“Jean Valjean is one of the great characters in world literature,” West said of the 1862 novel, which also inspired Andrew Lloyd Webber’s blockbuster musical.
“His epic journey of redemption is one of the extraordinary roles an actor can take on,” he added.
Hugo, whose work has been turned into 35 films and numerous TV series, is also the subject of an epic new biography in English by Graham Robb as well as “The Novel of the Century: The Extraordinary Adventure of Les Miserables” by David Bellos.
Both point out that although Hugo the public man became a larger-than-life character in his own lifetime, it was for his poetry rather than his novels that he was best known and loved.

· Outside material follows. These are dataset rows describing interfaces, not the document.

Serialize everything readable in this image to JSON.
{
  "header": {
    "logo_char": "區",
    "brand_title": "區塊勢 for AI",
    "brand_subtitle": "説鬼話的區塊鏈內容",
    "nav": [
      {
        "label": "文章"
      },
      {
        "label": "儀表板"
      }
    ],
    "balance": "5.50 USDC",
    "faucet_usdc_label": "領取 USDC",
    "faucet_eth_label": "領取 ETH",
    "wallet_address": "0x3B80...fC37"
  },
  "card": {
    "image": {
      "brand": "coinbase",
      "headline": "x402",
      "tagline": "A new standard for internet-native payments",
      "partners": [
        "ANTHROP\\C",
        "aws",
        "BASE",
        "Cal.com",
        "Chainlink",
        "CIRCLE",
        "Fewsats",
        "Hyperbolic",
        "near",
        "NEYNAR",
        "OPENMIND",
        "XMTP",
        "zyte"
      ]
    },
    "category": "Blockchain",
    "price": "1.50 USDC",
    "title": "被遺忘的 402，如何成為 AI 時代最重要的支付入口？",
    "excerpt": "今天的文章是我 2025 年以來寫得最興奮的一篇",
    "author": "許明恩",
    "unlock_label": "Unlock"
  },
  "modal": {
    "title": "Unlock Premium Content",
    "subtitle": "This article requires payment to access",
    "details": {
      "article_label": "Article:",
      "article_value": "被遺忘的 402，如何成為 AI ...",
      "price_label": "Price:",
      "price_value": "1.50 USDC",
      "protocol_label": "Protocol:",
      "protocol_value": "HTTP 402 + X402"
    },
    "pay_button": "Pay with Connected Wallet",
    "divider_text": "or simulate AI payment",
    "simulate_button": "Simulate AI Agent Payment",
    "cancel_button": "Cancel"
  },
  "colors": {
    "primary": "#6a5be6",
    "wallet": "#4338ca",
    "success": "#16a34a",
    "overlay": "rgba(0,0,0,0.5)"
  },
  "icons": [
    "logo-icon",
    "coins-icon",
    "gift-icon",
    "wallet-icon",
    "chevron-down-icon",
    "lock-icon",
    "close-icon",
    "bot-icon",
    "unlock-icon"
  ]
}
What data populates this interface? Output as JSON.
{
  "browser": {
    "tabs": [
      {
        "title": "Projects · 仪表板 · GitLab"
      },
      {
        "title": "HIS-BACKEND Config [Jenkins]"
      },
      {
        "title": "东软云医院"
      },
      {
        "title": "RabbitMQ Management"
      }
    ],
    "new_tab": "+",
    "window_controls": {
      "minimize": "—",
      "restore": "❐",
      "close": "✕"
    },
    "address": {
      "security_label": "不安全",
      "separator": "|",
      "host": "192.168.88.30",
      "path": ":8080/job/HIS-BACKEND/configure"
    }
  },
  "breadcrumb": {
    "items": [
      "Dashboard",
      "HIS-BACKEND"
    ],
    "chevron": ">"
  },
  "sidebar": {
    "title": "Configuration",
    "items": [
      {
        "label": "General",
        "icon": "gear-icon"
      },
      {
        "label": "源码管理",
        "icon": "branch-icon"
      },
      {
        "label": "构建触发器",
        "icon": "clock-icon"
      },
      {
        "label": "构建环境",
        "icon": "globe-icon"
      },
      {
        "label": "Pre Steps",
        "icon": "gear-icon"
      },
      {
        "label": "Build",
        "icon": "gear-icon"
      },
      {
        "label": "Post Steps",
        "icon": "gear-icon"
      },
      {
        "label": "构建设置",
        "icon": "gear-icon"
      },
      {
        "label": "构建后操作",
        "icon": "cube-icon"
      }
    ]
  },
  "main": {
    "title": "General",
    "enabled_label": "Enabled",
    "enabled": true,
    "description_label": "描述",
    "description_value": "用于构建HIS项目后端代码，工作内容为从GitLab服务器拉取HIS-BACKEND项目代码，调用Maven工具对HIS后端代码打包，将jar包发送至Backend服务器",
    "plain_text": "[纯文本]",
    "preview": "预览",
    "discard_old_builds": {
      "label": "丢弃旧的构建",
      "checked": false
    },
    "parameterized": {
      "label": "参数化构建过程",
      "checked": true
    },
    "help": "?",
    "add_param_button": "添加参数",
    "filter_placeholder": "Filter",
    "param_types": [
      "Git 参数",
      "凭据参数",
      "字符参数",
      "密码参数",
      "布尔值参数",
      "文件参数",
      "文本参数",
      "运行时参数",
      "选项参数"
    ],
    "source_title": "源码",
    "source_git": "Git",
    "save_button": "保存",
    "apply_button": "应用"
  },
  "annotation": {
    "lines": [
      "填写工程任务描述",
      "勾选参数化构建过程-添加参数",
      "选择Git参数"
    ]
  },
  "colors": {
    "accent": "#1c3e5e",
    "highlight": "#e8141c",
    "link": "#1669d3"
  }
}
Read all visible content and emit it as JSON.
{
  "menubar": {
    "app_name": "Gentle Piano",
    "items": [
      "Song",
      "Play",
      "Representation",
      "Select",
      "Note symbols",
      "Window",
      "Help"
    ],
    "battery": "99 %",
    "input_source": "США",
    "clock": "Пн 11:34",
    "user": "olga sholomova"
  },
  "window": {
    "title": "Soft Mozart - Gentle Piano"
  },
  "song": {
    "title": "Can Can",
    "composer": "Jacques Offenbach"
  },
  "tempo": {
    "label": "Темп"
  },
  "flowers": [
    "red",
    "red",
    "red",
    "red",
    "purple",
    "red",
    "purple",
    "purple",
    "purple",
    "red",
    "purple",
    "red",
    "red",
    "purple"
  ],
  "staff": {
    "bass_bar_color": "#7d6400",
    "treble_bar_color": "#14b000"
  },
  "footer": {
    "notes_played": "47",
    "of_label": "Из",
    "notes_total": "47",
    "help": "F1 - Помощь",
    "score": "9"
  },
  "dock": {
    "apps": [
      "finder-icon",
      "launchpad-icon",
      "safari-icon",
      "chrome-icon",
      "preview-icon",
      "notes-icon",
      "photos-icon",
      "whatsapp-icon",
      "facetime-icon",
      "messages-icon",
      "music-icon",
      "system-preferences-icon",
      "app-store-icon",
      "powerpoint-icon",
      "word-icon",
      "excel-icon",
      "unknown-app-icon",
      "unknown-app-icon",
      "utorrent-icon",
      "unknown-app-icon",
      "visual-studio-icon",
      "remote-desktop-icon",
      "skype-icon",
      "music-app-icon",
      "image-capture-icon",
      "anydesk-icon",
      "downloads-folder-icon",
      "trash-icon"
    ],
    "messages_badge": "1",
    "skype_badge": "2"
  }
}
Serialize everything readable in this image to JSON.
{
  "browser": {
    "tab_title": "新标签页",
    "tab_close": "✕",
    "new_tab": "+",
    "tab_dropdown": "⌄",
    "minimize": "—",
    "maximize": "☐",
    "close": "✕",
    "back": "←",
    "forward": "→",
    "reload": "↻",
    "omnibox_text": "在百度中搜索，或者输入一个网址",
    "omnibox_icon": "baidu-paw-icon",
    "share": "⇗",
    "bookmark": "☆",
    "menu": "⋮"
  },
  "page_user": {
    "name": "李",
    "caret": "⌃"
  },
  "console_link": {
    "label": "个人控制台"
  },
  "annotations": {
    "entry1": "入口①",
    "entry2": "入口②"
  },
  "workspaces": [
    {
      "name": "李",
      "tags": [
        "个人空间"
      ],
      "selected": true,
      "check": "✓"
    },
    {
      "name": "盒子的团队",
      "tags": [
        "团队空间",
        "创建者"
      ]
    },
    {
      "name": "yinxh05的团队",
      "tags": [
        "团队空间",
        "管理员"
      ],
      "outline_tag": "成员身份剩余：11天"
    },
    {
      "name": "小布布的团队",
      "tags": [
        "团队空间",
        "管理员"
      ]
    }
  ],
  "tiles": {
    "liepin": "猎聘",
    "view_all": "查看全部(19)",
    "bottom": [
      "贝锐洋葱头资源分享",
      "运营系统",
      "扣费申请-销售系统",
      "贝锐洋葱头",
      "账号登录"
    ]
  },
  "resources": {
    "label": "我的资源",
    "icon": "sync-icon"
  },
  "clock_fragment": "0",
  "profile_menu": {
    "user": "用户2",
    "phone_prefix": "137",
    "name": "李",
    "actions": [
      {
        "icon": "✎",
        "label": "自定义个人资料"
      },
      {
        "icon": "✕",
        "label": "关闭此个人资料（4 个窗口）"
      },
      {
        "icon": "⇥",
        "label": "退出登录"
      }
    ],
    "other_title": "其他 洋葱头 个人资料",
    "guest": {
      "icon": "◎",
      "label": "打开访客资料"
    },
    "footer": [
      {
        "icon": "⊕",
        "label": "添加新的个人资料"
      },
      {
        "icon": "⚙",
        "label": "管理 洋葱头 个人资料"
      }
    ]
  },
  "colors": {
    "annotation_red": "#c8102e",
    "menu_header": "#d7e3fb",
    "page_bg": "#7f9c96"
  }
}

Elephant, a Paris-based collective of creative professionals working in film, TV and digital, will pitch an updated re-telling of Victor Hugo’s “Les Miserables” at this year’s In Development section for Canneseries and MipTV. It will be the first French adaptation of the story in more than two decades.
Hugo’s novel was a revelation when first published in 1862, and has been adapted for stage and screen countless times since. But, executive producer Renouil sees a TV series as a way to expand on many of Hugo’s philosophies beyond what can be done in a two-hour film or play.
“All the previous adaptations have concentrated on the story of Valjean’s destiny and redemption,” he explained to Variety, “but ‘Les Miserables’ is a lot more than that.
A series format will allow us to go deeper in others characters’ storylines: Fantine, Cosette, the Thenardier’s, Javert, Marius, Gavroche, etc. All these characters will be developed over the 20 years of the story.”
Created and written by Marc Herpoux, Jean-Xavier de Lestrade and Sheila O’Connor, this version of the story will take place at the end of the 20th and first two decades of the 21st century.
Clearly much has changed since then, but Renouil argues that much has stayed the same as well: “People are still suffering, the position of women and children is as difficult as ever, and poverty and exclusion are everywhere.”
But, while many of the book’s themes are universal and timeless, others may no longer be relevant. In this version, Fantine is not a factory girl but moves between small jobs as waitress, call-operator, or maid; Valjean finds his success in the service industry, operating a chain of high-end hotels.
Perhaps the most obvious difference in eras, however, is that the Paris June Rebellion of 1832, which dominates the later part of the book, has long since ended. Renouil addressed this problem as well.
“France is not in open revolution at the moment,” he admitted, “but in the past few years, we have had riots, and there has been violence here. For example in spring 2016, the Nuit Debout movement brought together thousands of people in the streets. It was mostly peaceful, but some very violent situations occurred.”
The bible for season one was recently finished, and contains an episode-by-episode story arc. The timing is ideal, as Elephant heads to Cannes looking to secure co-producers and potential broadcasters for the project.
“We are open to a wide range of partners, as we are just starting the discussions,” explained Sandra Ouaiss, head of international drama for Elephant. “We are looking for broadcasters and platforms, French and/or International, but also co-producers, distributors etc.”